**Task data:**
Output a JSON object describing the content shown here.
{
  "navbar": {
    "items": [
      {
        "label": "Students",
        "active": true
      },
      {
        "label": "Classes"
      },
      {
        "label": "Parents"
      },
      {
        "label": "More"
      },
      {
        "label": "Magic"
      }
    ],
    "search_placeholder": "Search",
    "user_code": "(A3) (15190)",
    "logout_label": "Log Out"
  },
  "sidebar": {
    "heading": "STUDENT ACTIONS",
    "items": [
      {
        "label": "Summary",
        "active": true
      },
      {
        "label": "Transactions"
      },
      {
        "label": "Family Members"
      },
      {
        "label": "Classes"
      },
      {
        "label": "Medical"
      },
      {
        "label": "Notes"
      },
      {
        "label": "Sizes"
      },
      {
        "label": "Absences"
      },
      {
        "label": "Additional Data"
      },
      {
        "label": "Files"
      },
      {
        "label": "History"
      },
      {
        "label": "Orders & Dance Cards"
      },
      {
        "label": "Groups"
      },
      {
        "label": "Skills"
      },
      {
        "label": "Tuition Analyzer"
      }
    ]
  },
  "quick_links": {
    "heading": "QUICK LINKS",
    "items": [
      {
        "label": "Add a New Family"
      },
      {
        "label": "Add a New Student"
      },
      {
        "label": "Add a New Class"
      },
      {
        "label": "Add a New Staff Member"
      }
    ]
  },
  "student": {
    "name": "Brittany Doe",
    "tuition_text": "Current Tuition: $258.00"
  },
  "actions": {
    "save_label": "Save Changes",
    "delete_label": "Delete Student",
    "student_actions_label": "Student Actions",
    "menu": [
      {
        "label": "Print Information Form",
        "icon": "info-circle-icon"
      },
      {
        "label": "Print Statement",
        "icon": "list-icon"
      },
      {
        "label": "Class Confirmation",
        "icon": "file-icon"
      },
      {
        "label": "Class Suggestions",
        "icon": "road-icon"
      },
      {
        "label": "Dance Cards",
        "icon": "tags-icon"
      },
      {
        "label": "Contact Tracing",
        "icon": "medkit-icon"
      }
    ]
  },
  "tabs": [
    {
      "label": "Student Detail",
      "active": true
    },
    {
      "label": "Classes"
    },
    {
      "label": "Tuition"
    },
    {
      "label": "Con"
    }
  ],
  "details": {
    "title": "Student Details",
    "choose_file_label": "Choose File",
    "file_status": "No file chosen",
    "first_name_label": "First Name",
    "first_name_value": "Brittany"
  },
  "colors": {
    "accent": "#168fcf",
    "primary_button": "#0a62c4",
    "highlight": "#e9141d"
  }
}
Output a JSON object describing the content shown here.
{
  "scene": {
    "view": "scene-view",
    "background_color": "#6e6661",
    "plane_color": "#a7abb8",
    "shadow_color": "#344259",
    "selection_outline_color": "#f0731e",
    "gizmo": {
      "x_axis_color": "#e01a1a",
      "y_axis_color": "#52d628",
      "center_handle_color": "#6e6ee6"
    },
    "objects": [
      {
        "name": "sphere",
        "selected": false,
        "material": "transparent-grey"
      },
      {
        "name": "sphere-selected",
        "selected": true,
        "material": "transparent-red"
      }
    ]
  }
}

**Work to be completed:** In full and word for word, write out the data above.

**Your solution:**
Output a JSON object describing the content shown here.
{
  "navbar": {
    "items": [
      {
        "label": "Students",
        "active": true
      },
      {
        "label": "Classes"
      },
      {
        "label": "Parents"
      },
      {
        "label": "More"
      },
      {
        "label": "Magic"
      }
    ],
    "search_placeholder": "Search",
    "user_code": "(A3) (15190)",
    "logout_label": "Log Out"
  },
  "sidebar": {
    "heading": "STUDENT ACTIONS",
    "items": [
      {
        "label": "Summary",
        "active": true
      },
      {
        "label": "Transactions"
      },
      {
        "label": "Family Members"
      },
      {
        "label": "Classes"
      },
      {
        "label": "Medical"
      },
      {
        "label": "Notes"
      },
      {
        "label": "Sizes"
      },
      {
        "label": "Absences"
      },
      {
        "label": "Additional Data"
      },
      {
        "label": "Files"
      },
      {
        "label": "History"
      },
      {
        "label": "Orders & Dance Cards"
      },
      {
        "label": "Groups"
      },
      {
        "label": "Skills"
      },
      {
        "label": "Tuition Analyzer"
      }
    ]
  },
  "quick_links": {
    "heading": "QUICK LINKS",
    "items": [
      {
        "label": "Add a New Family"
      },
      {
        "label": "Add a New Student"
      },
      {
        "label": "Add a New Class"
      },
      {
        "label": "Add a New Staff Member"
      }
    ]
  },
  "student": {
    "name": "Brittany Doe",
    "tuition_text": "Current Tuition: $258.00"
  },
  "actions": {
    "save_label": "Save Changes",
    "delete_label": "Delete Student",
    "student_actions_label": "Student Actions",
    "menu": [
      {
        "label": "Print Information Form",
        "icon": "info-circle-icon"
      },
      {
        "label": "Print Statement",
        "icon": "list-icon"
      },
      {
        "label": "Class Confirmation",
        "icon": "file-icon"
      },
      {
        "label": "Class Suggestions",
        "icon": "road-icon"
      },
      {
        "label": "Dance Cards",
        "icon": "tags-icon"
      },
      {
        "label": "Contact Tracing",
        "icon": "medkit-icon"
      }
    ]
  },
  "tabs": [
    {
      "label": "Student Detail",
      "active": true
    },
    {
      "label": "Classes"
    },
    {
      "label": "Tuition"
    },
    {
      "label": "Con"
    }
  ],
  "details": {
    "title": "Student Details",
    "choose_file_label": "Choose File",
    "file_status": "No file chosen",
    "first_name_label": "First Name",
    "first_name_value": "Brittany"
  },
  "colors": {
    "accent": "#168fcf",
    "primary_button": "#0a62c4",
    "highlight": "#e9141d"
  }
}
Output a JSON object describing the content shown here.
{
  "scene": {
    "view": "scene-view",
    "background_color": "#6e6661",
    "plane_color": "#a7abb8",
    "shadow_color": "#344259",
    "selection_outline_color": "#f0731e",
    "gizmo": {
      "x_axis_color": "#e01a1a",
      "y_axis_color": "#52d628",
      "center_handle_color": "#6e6ee6"
    },
    "objects": [
      {
        "name": "sphere",
        "selected": false,
        "material": "transparent-grey"
      },
      {
        "name": "sphere-selected",
        "selected": true,
        "material": "transparent-red"
      }
    ]
  }
}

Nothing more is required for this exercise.